4 easy ways to save money when you work a low-paying job
Saving money is definitely harder if you work as a server or a room attendant. At low levels of pay, the standard advice to save 15 to 20 percent of your paycheck is just not realistic because you need that money to cover your living expenses. But even though you won’t be able to save lots of money, it’s still a good idea to save something if you can.
1. Keep your rent low
You may have read financial advice that says, "Stop buying new clothes every month" or, "Don’t buy expensive lattes every day," but when you work at a low-paying job, those tips are less applicable to you. You’re not spending a lot on non-essential items because your pay barely covers your basic expenses. So when you want to cut costs, you’ll need to look at those basic expenses to see if you can lower them. For example, some ways to lower rent are to live with a roommate, to live with family members, or to move to a less expensive part of town. (Of course, if you choose to move, you’ll need to make sure any extra costs of transportation to work don’t outweigh what you’re saving in rent.) You might be able to negotiate lower rent if you offer to help your landlord by doing work around the property. If you’re able to lower your rent, put the difference each month into a savings account.
2. Save small amounts automatically
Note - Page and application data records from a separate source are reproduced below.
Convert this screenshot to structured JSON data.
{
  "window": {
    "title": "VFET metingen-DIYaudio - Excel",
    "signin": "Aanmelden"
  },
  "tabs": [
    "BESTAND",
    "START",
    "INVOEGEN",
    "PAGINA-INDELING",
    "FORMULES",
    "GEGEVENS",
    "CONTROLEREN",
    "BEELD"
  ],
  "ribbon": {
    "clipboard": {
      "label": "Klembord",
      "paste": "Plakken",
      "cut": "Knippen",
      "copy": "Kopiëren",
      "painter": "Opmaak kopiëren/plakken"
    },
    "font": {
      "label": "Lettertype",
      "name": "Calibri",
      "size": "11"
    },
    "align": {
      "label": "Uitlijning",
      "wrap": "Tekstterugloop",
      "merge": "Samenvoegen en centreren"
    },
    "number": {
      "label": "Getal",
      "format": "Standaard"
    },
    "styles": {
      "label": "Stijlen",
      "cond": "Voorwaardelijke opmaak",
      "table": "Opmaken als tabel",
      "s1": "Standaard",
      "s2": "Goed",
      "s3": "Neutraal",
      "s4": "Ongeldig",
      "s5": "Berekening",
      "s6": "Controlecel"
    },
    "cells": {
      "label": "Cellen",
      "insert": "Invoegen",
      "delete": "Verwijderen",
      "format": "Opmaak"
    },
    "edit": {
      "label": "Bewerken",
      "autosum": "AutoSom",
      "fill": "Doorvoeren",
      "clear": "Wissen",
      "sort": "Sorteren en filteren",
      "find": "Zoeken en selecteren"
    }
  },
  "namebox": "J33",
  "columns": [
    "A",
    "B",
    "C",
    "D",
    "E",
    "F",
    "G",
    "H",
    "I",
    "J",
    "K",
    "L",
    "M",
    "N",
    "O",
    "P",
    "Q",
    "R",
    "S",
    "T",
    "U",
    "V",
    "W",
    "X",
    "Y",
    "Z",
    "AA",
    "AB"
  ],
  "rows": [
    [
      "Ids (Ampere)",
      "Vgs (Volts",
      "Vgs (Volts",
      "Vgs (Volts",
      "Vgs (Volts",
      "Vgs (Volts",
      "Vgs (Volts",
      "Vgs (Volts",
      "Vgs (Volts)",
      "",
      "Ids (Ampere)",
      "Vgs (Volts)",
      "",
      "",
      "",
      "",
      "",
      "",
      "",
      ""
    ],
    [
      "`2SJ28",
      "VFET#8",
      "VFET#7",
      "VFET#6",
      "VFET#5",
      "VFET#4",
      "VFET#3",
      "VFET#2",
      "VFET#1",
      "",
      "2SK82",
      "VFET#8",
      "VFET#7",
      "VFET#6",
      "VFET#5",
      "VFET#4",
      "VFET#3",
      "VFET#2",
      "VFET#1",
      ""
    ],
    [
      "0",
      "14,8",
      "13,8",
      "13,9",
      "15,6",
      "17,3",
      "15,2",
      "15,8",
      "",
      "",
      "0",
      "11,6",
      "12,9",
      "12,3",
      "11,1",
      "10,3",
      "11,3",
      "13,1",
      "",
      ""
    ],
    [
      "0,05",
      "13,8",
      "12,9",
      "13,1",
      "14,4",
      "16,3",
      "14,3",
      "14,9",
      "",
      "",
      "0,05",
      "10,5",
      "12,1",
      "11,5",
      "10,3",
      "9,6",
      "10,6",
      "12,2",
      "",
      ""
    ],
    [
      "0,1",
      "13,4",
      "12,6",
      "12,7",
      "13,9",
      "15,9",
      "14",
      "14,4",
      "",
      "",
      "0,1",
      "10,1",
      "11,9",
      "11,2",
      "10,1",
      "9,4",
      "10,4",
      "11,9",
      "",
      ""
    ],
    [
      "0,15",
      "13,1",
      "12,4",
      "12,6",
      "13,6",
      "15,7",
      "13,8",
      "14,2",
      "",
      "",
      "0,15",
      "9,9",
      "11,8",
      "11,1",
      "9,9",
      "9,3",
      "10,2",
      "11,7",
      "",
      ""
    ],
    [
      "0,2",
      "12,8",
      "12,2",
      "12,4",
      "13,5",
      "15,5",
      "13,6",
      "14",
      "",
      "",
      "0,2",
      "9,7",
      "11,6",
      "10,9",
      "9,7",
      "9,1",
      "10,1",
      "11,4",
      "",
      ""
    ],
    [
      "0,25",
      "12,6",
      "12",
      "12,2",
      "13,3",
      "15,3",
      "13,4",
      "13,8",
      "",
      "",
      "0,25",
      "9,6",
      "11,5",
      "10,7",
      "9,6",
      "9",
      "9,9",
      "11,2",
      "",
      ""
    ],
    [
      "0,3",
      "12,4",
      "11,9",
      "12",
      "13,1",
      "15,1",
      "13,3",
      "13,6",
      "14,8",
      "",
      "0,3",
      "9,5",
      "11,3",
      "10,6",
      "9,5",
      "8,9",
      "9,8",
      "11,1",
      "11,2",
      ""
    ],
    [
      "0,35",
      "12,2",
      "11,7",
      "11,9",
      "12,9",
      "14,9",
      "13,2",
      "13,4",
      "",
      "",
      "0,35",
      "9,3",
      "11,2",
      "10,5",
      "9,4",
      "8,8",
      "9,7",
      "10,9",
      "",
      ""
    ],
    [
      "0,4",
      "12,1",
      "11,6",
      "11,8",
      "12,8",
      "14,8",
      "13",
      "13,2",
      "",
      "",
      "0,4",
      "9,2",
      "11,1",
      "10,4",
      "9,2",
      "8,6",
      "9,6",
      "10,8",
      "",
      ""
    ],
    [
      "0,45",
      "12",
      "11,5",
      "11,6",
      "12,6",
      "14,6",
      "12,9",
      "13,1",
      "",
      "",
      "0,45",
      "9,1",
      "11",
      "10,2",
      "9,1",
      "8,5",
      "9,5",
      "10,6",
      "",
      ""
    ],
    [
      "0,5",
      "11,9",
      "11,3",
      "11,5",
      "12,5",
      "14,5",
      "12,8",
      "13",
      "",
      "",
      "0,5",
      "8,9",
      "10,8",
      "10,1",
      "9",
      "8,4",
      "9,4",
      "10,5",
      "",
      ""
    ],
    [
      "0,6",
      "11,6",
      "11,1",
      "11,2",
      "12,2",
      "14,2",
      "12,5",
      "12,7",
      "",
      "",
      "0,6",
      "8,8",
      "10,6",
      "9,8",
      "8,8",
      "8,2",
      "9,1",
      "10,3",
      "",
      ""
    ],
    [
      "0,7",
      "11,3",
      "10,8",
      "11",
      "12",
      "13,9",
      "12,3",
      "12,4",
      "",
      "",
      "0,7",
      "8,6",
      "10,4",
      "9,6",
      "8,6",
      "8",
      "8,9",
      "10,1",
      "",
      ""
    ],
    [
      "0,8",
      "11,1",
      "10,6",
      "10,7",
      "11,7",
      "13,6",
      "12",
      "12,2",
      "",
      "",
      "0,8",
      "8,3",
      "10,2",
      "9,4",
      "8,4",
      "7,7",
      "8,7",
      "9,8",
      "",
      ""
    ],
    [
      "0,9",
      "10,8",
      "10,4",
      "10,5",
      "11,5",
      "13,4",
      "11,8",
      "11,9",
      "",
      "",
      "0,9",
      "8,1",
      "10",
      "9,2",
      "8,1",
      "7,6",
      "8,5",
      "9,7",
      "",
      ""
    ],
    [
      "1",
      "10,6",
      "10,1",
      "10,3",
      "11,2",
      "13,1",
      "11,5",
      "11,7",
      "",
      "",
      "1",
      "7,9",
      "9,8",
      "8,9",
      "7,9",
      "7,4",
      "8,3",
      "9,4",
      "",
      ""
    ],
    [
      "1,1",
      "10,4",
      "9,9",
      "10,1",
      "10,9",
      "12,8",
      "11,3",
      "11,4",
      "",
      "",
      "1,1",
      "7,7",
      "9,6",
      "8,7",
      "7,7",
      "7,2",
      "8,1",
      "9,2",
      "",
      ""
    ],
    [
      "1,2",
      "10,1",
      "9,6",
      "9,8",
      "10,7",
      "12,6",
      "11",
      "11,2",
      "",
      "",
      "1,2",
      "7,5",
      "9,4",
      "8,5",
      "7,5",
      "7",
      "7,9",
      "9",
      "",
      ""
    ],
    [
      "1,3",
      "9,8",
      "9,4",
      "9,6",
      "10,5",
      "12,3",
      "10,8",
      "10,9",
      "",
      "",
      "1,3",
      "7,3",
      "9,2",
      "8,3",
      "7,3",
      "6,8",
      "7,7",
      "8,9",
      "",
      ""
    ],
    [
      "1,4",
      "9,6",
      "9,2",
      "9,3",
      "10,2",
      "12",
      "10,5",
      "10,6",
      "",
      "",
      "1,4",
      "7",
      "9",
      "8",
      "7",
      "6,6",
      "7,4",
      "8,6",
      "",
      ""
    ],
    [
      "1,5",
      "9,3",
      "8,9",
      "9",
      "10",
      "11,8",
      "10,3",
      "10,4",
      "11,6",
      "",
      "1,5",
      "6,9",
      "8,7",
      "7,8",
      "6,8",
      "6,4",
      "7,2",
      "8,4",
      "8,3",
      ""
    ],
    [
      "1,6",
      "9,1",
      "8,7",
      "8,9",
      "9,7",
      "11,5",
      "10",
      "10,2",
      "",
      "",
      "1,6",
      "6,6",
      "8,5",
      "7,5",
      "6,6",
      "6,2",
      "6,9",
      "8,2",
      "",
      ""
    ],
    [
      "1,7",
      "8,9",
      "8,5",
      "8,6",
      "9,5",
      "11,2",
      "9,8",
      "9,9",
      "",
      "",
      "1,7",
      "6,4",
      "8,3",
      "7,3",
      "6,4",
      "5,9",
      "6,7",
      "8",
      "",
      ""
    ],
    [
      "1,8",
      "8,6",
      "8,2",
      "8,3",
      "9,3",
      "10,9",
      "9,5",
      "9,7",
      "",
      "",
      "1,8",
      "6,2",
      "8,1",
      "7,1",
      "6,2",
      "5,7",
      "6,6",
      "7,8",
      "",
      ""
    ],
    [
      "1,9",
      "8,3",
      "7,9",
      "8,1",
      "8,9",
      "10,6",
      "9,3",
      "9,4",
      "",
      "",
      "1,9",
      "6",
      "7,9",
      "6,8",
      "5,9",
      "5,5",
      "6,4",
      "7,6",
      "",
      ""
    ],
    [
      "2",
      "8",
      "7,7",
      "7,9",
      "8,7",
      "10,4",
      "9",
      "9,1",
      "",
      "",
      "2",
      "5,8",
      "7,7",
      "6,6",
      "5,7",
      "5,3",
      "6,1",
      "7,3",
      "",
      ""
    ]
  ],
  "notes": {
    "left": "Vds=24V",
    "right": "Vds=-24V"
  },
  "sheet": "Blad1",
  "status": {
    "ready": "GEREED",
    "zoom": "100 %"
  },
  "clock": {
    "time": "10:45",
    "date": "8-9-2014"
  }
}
Although you’ll save the most by cutting large expenses like rent, small savings can add up. To help yourself save little by little, use apps that automate your savings. Digit, Keep the Change, and Acorns are some apps that will move money into a savings or investment account for you. These apps work either by transferring a few cents each time you make a purchase or by monitoring your spending habits and moving money from your checking account to your savings account at times when you’re less likely to miss it.
3. Save instead of making impulse purchases
One tactic to avoid impulse purchases is to shop with cash or a debit card instead of a credit card. Then only withdraw as much cash as you need for items you’ve planned to buy, or keep only as much as you need for expected purchases in your debit account. That way, you can’t slip up and buy something extra because you’re limited to the amount you planned to spend. Another technique is to wait a week before making any unplanned purchase. When you see an item you’d like to buy, put the money it would cost into your savings account instead. Chances are that after a week, the impulse to spend will have passed and you’ll feel motivated to hold on to that money in savings.
4. When you get more money, save it
If you aren’t able to save part of your regular wages, it might be more manageable to commit to saving extra money that you get in the future. When you get gifts, refunds, or any other money that’s in addition to your paycheck, save the extra money. Put tax refunds directly into your savings account so you don’t have a chance to start thinking of ways to spend the additional cash.